David Taylor (North-West Leicestershire): Community pharmacies play an immensely important role in the delivery of high-quality health care to the people of North-West Leicestershire. I am presenting a petition signed by more than 1,100 constituents who are extremely concerned about the recommendations made in an Office of Fair Trading report, which they believe threaten the future of community pharmacies in Ashby, Castle Donington, Kegworth, Coalville, Ibstock, Measham and elsewhere.
The Petition of electors within the Parliamentary constituency of North West Leicestershire.
Declares that they are concerned about proposals that would allow unrestricted opening of pharmacies able to dispense NHS prescriptions and (to preserve local pharmacies and safeguard their continued service to local communities).

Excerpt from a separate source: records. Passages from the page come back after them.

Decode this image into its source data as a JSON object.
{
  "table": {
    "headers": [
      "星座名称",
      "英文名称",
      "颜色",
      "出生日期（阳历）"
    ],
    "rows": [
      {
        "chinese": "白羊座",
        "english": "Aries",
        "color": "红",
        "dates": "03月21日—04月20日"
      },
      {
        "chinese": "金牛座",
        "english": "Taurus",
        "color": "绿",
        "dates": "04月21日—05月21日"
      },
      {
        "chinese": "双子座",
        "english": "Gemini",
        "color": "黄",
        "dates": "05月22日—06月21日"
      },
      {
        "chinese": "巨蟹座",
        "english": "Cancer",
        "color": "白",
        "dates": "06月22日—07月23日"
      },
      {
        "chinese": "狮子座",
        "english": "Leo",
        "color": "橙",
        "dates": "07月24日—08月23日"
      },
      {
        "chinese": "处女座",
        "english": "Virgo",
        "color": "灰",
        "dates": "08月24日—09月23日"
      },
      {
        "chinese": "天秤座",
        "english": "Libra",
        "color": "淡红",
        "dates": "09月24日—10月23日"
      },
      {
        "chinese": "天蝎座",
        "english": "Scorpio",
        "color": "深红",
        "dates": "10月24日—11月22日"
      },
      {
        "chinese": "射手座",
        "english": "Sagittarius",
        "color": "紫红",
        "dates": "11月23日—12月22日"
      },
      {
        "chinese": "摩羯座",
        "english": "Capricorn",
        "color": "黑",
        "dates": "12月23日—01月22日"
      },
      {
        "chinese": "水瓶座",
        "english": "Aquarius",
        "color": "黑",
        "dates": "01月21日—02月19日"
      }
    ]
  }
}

The Petitioners therefore request that the House of Commons reject the proposals from the Office of Fair Trading on pharmacies.

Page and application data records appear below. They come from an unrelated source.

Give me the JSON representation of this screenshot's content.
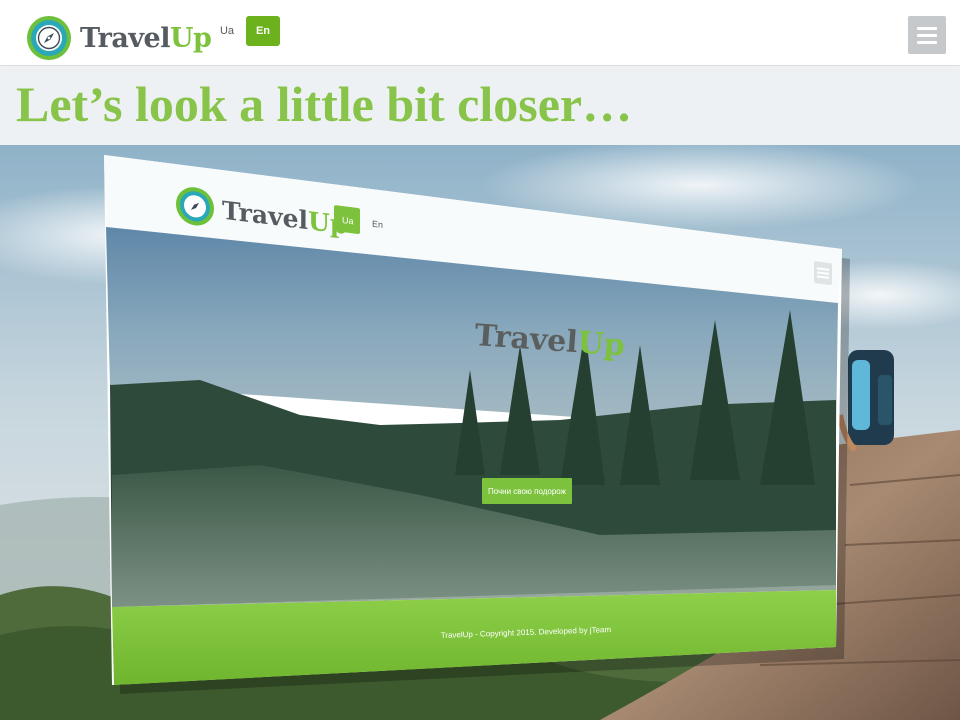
{
  "header": {
    "logo": {
      "word_1": "Travel",
      "word_2": "Up",
      "icon": "compass-icon"
    },
    "languages": [
      {
        "label": "Ua",
        "active": false
      },
      {
        "label": "En",
        "active": true
      }
    ],
    "menu_icon": "hamburger-icon"
  },
  "headline": "Let’s look a little bit closer…",
  "mockup": {
    "logo": {
      "word_1": "Travel",
      "word_2": "Up"
    },
    "languages": [
      {
        "label": "Ua",
        "active": true
      },
      {
        "label": "En",
        "active": false
      }
    ],
    "hero_title": {
      "word_1": "Travel",
      "word_2": "Up"
    },
    "cta_label": "Почни свою подорож",
    "footer_text": "TravelUp - Copyright 2015. Developed by jTeam"
  },
  "colors": {
    "brand_green": "#7cc23d",
    "button_green": "#6bb21d",
    "headline_green": "#88c34a",
    "logo_gray": "#555b60"
  }
}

And the petitioners remain, etc.
Mr. Tom Watson (West Bromwich, East): I am pleased to have secured this Adjournment debate to raise the worrying and growing issue of criminal attacks on shop staff. Thousands of workers in my constituency and some 2.7 million people across the country are employed in the retail sector. So it is right that we address the risks and abuse that they face.
I know that the Home Office does not collect specific statistics on attacks on shop workers, but the number of thefts from shops is on the rise. In the West Midlands police force area, the number of recorded offences rose by 12 per cent. in the past two years, from 17,891 incidents in 19992000 to just over 20,000 thefts in 200102.
The retail crime survey published by the British Retail Consortium gives an idea of the number of attacks on shop staff. Last year, it found that 20,000 staff were physically assaulted in 2001a 40 per cent. increase in just over a year. Some 28,000 staff were threatened, 68,000 were verbally abused and many more incidents go unreported. Staff in small and medium-sized retail outlets such as garages, newsagents and off-licences continue to be more susceptible to attack. The BRC found that 12 in every 1,000 staff in the small and medium-sized enterprise sector were subject to physical violence compared with seven per 1,000 staff for larger retailers. Small stores are less likely to have security measures, such as CCTV and in-store guards, but more likely to have staff working on their own, often late at night.
Last year, a young manager at the Lidl supermarket in the Hamstead area of my constituency was viciously and violently attacked by a man with a baseball bat. Like thousands of shop staff across the country, he was working late at night with no security or support.